Named after the inhospitable Namib desert wich is renowned for its pristine and picturesque landscapes, little is known about the early history of Namibia. It was only by the middle of the nineteenth century that explorers, ivory hunters and missionaries began to venture into the interior of South West Africa, where after it was colonised by Germany. This predominantly arid country hosts one of the oldest deserts and highest dunes in the world and the third largest game reserve in Africa. Ranging from coastal and desert plains, rugged mountains and rocky plateaus on the inland to densley wooded bushveld, Namibia undeniably presents a photographer’s paradise.
With a variety of ethnic cultures scatered over an area four times the size of Great Brittan, you hardly even notice the sparsely populated 2 million people inhabiting the country. Namibia is one of the richests African countries boasting its econy through mining, fisheries, agriculture and tourism, even though it is not as developed as some of its African neigbours.
With more then 300 sushine-filled days, Namibia is an excellent all year round destination. It offers diverse wildlife and unique vegetation with remarkable adaptations to survive in this harsh land. Hosting four different landscapes with unique characteristics and attractions, Namibia is nestled between the Skeleton coast and desert plains on the west, with canyons, dry riverbeds and barren mountain ranges in the central parts, filled with dense bushveld in the north-east, rounded off by the Kalahari Desert on the south-east, bordering Botswana. The Kunene River in the north marks the boundry to Angola with the Orange River in the south separating the country from South Africa. Being one of the worlds driest deserts, the Namib stays cool from the cold Benguela current, keeping it free from rain for most of the year. Coastal fog from the Atlantic Ocean provides moisture to this area. The altitude confirms summer rainfall to the interior of the country, with high day temperatures and cool nights. Winter nights can be fairly cold and days are generally warm and pleasant. The average annual rainfall varies from less than 50mm at the coast to 350mm in the central parts and up to 700mm in the Caprivi, bordering the Okovango Delta in Botswanna.

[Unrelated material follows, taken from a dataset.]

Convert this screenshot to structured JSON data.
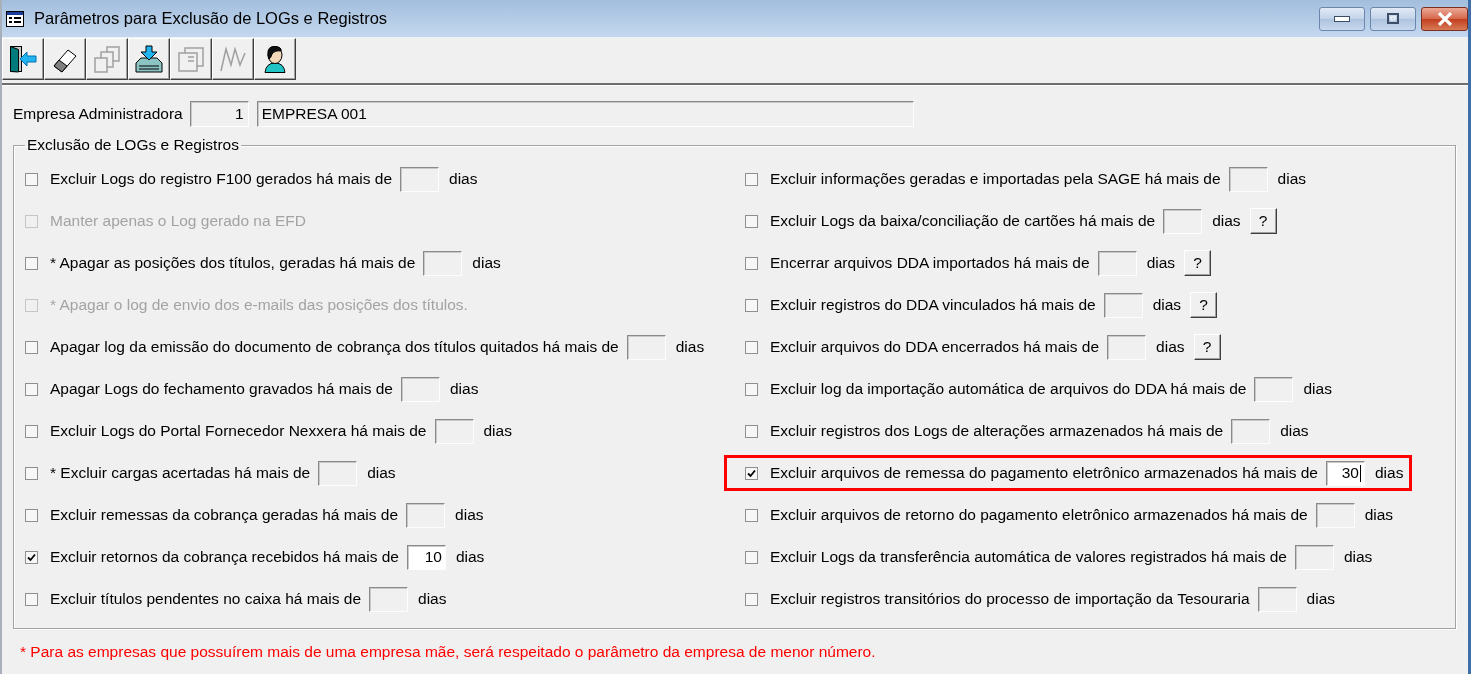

The Namibian Dollar is linked on a one to one exchange with the South African Rand, which is also accepted throughout Namibia. International visitors gain tremendously when visiting the country.
It is the easiest to visit Namibia with Rands instead of Namibian Dollars and it is strongly suggested to exchange any Namibian Dollars back to Rands before leaving the country, as the Namibian Dollar is seldom available or accepted in banks outside Namibia. Mastercard and Visa are most commonly accepted, except in more rural areas. Credit cards can not be used to pay for fuel.
Ensure that you have adequate cover from your travel insurance for lost luggage and medical expenses as well as delays and cancellations. Even if you are self-driving it is sensable to have complete coverage for your journey.
The major private hospitals are of a good standard with clean and safe facilities. In serious medical cases, evacution will be done by air to South Africa where further facilities are available, hence the reason for comprehensive travel insurance. Northern Namibia, including Etosha is listed as malaria areas. The rest of Namibia practically holds no risk at all. A doctor should advise you well in advance of your departure and be sure to do thorough research by yourself.
thombe SAFARI will highly recommend an extended visit to Namibia to discover more of the land of contrasts on your own. Join the forum discussions for more info on Namibia or any travel related queries you may have.